i believe the story is accurate, except for one minor detail. the guy was a scammer that used a company named "zippy courier express" (or something similar) and was waiting for the target to pay the customs fees or do whatever else the guy wanted. he never did that, so he went on to use someone else's credit card information (i'm sure the scammers paid it) and email them to create an invoice so he could get some cash out of it. the most important thing is to pay attention to the fact that the guy didn't use his real name and his username and password. if he would have used his real name, it would have made it easier to track his location and see the pattern that he sent the emails from the same location and time. remember that the emails were sent from the same location (which is a common practice in scamming) as well as from the same time. it is important to take the time to check the time and location the scammers used to send the emails. it may have been a very small detail that makes the difference between finding the person and not finding him.

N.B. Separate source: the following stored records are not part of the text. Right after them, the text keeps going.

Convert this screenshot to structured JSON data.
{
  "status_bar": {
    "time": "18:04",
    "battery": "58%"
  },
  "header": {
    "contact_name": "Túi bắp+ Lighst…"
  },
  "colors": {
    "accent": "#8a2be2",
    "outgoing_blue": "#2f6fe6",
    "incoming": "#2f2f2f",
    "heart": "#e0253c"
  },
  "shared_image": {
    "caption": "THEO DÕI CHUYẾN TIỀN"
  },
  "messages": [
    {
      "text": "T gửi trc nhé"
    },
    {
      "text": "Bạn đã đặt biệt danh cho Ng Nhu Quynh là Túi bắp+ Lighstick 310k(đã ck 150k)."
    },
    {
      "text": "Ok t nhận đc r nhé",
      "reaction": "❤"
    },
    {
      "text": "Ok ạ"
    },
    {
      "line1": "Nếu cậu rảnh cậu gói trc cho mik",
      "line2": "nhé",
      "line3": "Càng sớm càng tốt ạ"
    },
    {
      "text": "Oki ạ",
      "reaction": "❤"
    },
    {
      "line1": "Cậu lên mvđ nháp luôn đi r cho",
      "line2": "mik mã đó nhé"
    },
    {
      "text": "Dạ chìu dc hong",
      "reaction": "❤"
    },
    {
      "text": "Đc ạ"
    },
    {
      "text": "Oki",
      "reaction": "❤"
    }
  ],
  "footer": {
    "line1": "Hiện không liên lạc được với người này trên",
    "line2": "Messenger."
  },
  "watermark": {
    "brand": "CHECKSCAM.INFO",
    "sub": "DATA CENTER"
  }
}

so i checked his email address and it was from the same location and time that he was sending me the emails, and his email address was from a usual email provider. i created an e-mail that he was expected to be there and then i deleted it but i saved it on my computer in case something happens to it. i asked him if he is coming to my place and he said he will. i deleted the emails i sent him, and i think that i deleted them properly. i asked him to put his email address in a chat and he asked me for my number and i gave it to him. he said that he will come to my place and he was going to pay me 2000 pounds for my service. i told him that he cant pay for it because i just made an e-mail that he was expected to come to my place and then he will pay me 2000 pounds. he told me that he was having holiday in a good company in uk and that he needed the money to pay for the people who were helping him with his holiday in uk. he said that he would not come to my place because he wasnt comfortable with me and that i was a married woman and he wasnt in a position to know that i was a married woman.